Laboratory experiments are frequently used to examine the nature of individuals’ social and risk preferences and inform economic theory. However, it is unknown whether the preferences of volunteer participants are representative of the population from which the participants are drawn, or whether they differ due to selection bias. To answer this question, we measured the preferences of 1,173 students in a classroom experiment using a trust game and a lottery choice task. Separately, we invited all students to participate in a laboratory experiment using common recruitment procedures. To evaluate whether there is selection bias, we compare the social and risk preferences of students who eventually participated in a laboratory experiment to those who did not, and find that they do not differ significantly. However, we also find that people who sent less in a trust game were more likely to participate in a laboratory experiment, and discuss possible explanations for this behavior.

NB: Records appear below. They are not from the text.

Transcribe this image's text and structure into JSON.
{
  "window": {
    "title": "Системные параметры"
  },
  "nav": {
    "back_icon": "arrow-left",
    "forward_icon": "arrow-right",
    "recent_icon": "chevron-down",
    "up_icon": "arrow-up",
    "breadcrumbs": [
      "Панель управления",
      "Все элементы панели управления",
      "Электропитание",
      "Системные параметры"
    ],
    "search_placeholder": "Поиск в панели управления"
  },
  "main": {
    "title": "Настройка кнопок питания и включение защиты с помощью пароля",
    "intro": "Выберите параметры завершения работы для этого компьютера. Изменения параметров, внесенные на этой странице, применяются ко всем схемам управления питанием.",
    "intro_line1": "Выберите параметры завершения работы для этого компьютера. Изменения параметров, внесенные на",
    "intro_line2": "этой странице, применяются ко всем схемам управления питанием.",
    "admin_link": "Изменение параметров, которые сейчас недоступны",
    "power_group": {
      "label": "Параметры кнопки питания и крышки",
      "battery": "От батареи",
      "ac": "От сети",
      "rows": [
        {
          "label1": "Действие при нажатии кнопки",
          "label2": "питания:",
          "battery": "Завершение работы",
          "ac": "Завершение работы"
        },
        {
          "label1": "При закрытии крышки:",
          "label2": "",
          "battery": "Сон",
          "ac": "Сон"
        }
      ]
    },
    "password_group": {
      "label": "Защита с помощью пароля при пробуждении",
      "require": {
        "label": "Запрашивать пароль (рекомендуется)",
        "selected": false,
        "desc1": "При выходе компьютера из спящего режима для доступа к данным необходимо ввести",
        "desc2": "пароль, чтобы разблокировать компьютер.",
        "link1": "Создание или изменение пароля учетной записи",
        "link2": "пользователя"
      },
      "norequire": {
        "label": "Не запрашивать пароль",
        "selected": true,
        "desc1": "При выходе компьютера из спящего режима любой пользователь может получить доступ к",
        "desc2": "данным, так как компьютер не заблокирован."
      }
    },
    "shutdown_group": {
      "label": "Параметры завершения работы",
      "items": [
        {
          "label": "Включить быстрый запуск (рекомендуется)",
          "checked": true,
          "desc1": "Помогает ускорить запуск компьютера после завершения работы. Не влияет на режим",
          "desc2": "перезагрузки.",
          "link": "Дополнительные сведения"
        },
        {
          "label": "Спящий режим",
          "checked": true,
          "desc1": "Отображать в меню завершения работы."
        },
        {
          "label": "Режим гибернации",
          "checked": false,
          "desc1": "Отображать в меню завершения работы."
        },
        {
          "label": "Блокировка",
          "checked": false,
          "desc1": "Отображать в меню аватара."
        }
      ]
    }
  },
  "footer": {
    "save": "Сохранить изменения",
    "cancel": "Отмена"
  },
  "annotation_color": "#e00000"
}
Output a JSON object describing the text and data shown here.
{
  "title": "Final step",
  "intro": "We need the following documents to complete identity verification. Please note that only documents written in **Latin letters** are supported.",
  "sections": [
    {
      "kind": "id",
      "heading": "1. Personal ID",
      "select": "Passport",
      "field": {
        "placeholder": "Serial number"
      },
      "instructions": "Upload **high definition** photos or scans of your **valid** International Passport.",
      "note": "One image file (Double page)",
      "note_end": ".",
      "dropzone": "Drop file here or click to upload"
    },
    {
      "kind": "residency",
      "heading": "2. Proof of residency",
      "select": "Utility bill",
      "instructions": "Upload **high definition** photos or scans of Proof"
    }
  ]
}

We thank the Editor (David Cooper), two anonymous referees, Jim Andreoni, Tim Cason, Marco Casari, Gary Charness, Rachel Croson, Dirk Engelmann, Ernst Fehr, Simon Gächter, Glenn Harrison, Stephen Leider, John List, Simon Loertscher, Joerg Oechssler and participants at the 2010 Asia-Pacific Meetings of the Economic Science Association at the University of Melbourne, IMEBE 2010 in Bilbao, THEEM 2010 in Thurgau and seminar participants at the University of Mannheim, University of Melbourne, Monash University, the University of Zürich, the Athens University of Economics and Business, the University of Athens, Royal Holloway University of London for comments. We also thank Jeff Borland who allowed us to run the experiment in his class, Nahid Khan who helped coordinate tutors and Viktoriya Koleva for helping to prepare the experimental material. Funding from the Faculty of Business and Economics at the University of Melbourne and the Faculty of Economics and Business at the University of Sydney is gratefully acknowledged.